=) The source of moral law must be good. Since it has been determined that moral law by definition is good, the source of that law must also be good. Because that source must be a person, it must be God. God is by definition good, so any being that is not good is not God.
=) God must be a person, as moral laws, like civil or criminal laws, can only be enforced by persons. Continue reading
I’ve recently been asked to give a blueprint for how to present the Gospel to atheists, sort of a ‘Four Spiritual Laws’ or ‘Way of the Master’ approach to those who don’t even believe God exists, much less that the Bible is authoritative.
It isn’t that easy. The atheists that I know are a very diverse group in that they present a wide variety of objections to the existence of God. While most of the time, these objections are little more than a way to avoid dealing with the underlying emotional reasons for their stand, their stated reasons must be shown false before any meaningful look at the Scripture can take place.
So, instead of a blueprint, let’s take a ‘roadmap’ approach. The beginning point is atheism, and the endpoint is discipleship. While the goal is fixed, there can be a variety of roads to get there. I’ve decided to post an article each week detailing one of the major signposts on the map. I call it the Signpost series. Continue reading
In part 1, I defined terms and explained why it is important to look at the historical and archaeological accuracy of the Mormon scriptures, the history of the Latter-Day Saints (LDS, or Mormons), and the honesty and character of the founder, Joseph Smith. In part 2, I examined the accuracy of the Book of Mormon, and in part 3 I dealt with the early history of the LDS and Joseph Smith.
My conclusion is that the LDS claims that the Book of Mormon and other LDS writings and teachings were at a par with the Bible and orthodox Christianity are baseless.
Therefore, if the LDS doctrines deviate from the clear teaching and instructions of the Bible, then the Mormons are not Christian, and cannot be accepted into Christian fellowship. I refer you to part 1 of this series for a definition of what Christian fellowship means.

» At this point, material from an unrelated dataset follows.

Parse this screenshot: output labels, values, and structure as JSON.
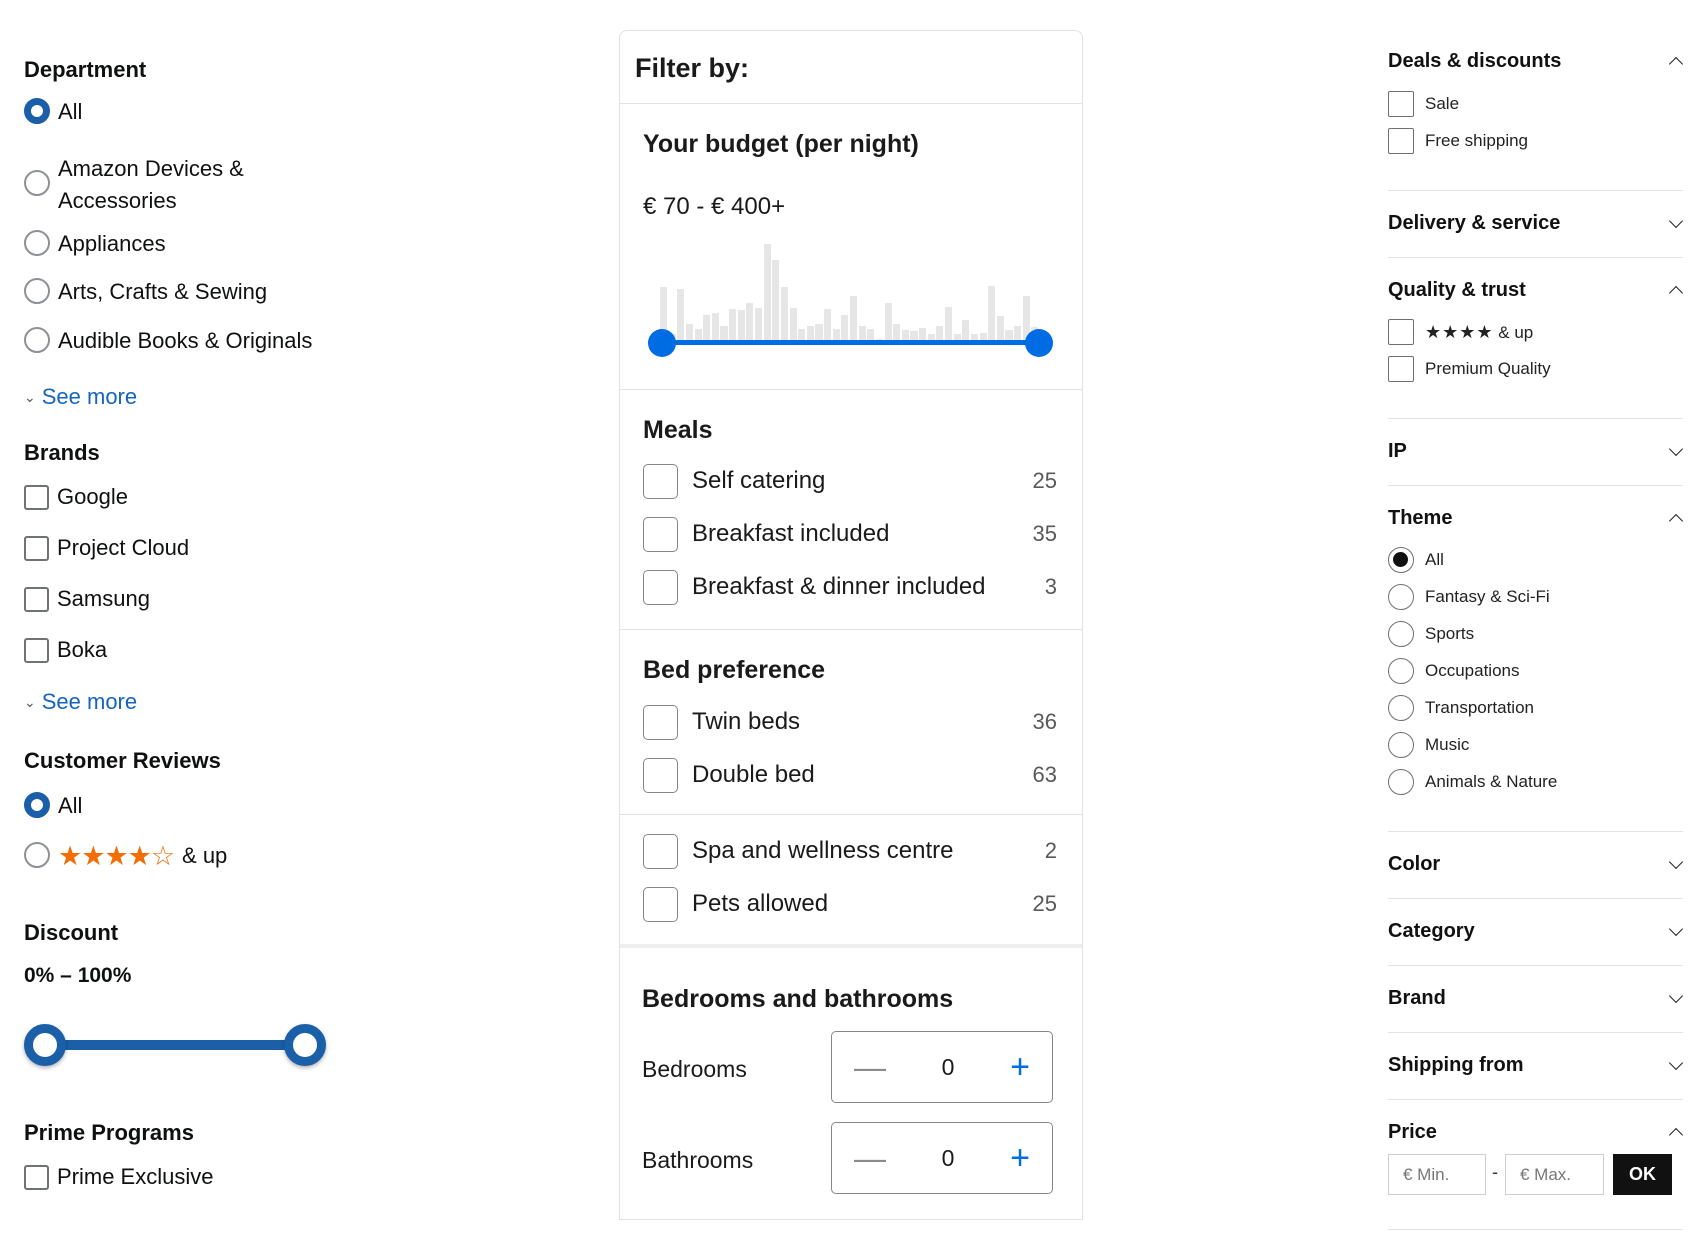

So, let’s take a look at some LDS doctrines, and see whether they are Biblical or not. Continue reading